## Exercise directions
For this exercise, print the records below verbatim.
══ Data extract
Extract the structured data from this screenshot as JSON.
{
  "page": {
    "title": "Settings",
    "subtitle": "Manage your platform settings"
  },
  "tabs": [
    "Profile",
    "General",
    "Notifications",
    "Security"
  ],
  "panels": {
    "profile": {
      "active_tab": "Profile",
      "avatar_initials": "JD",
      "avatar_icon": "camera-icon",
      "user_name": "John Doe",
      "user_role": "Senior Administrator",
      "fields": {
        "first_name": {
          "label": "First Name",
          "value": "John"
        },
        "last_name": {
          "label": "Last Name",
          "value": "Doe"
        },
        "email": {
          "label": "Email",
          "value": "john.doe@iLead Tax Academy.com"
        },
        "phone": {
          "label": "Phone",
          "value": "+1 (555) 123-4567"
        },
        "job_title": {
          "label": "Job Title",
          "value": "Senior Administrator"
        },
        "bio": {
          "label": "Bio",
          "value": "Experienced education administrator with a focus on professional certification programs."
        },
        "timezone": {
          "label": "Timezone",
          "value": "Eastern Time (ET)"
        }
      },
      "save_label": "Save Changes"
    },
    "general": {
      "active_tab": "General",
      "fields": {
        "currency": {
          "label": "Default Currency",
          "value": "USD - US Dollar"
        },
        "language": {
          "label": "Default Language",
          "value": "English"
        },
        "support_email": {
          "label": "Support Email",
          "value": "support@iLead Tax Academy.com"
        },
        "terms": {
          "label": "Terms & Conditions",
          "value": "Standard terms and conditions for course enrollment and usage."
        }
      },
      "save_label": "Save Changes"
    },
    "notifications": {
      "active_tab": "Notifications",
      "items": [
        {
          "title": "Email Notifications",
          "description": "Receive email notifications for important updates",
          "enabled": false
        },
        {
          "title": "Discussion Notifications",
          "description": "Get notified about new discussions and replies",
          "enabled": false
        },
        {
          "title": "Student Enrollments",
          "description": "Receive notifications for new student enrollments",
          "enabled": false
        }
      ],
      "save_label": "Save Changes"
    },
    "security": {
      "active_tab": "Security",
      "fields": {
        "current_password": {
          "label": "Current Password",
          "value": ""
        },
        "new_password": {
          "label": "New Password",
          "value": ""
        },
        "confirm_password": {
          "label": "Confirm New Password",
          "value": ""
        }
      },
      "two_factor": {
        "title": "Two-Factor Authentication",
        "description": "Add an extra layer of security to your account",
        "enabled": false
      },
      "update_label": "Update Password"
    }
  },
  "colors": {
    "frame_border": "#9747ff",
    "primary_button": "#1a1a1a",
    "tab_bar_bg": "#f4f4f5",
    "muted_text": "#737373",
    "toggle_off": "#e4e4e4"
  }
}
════
## Answer to this exercise
Extract the structured data from this screenshot as JSON.
{
  "page": {
    "title": "Settings",
    "subtitle": "Manage your platform settings"
  },
  "tabs": [
    "Profile",
    "General",
    "Notifications",
    "Security"
  ],
  "panels": {
    "profile": {
      "active_tab": "Profile",
      "avatar_initials": "JD",
      "avatar_icon": "camera-icon",
      "user_name": "John Doe",
      "user_role": "Senior Administrator",
      "fields": {
        "first_name": {
          "label": "First Name",
          "value": "John"
        },
        "last_name": {
          "label": "Last Name",
          "value": "Doe"
        },
        "email": {
          "label": "Email",
          "value": "john.doe@iLead Tax Academy.com"
        },
        "phone": {
          "label": "Phone",
          "value": "+1 (555) 123-4567"
        },
        "job_title": {
          "label": "Job Title",
          "value": "Senior Administrator"
        },
        "bio": {
          "label": "Bio",
          "value": "Experienced education administrator with a focus on professional certification programs."
        },
        "timezone": {
          "label": "Timezone",
          "value": "Eastern Time (ET)"
        }
      },
      "save_label": "Save Changes"
    },
    "general": {
      "active_tab": "General",
      "fields": {
        "currency": {
          "label": "Default Currency",
          "value": "USD - US Dollar"
        },
        "language": {
          "label": "Default Language",
          "value": "English"
        },
        "support_email": {
          "label": "Support Email",
          "value": "support@iLead Tax Academy.com"
        },
        "terms": {
          "label": "Terms & Conditions",
          "value": "Standard terms and conditions for course enrollment and usage."
        }
      },
      "save_label": "Save Changes"
    },
    "notifications": {
      "active_tab": "Notifications",
      "items": [
        {
          "title": "Email Notifications",
          "description": "Receive email notifications for important updates",
          "enabled": false
        },
        {
          "title": "Discussion Notifications",
          "description": "Get notified about new discussions and replies",
          "enabled": false
        },
        {
          "title": "Student Enrollments",
          "description": "Receive notifications for new student enrollments",
          "enabled": false
        }
      ],
      "save_label": "Save Changes"
    },
    "security": {
      "active_tab": "Security",
      "fields": {
        "current_password": {
          "label": "Current Password",
          "value": ""
        },
        "new_password": {
          "label": "New Password",
          "value": ""
        },
        "confirm_password": {
          "label": "Confirm New Password",
          "value": ""
        }
      },
      "two_factor": {
        "title": "Two-Factor Authentication",
        "description": "Add an extra layer of security to your account",
        "enabled": false
      },
      "update_label": "Update Password"
    }
  },
  "colors": {
    "frame_border": "#9747ff",
    "primary_button": "#1a1a1a",
    "tab_bar_bg": "#f4f4f5",
    "muted_text": "#737373",
    "toggle_off": "#e4e4e4"
  }
}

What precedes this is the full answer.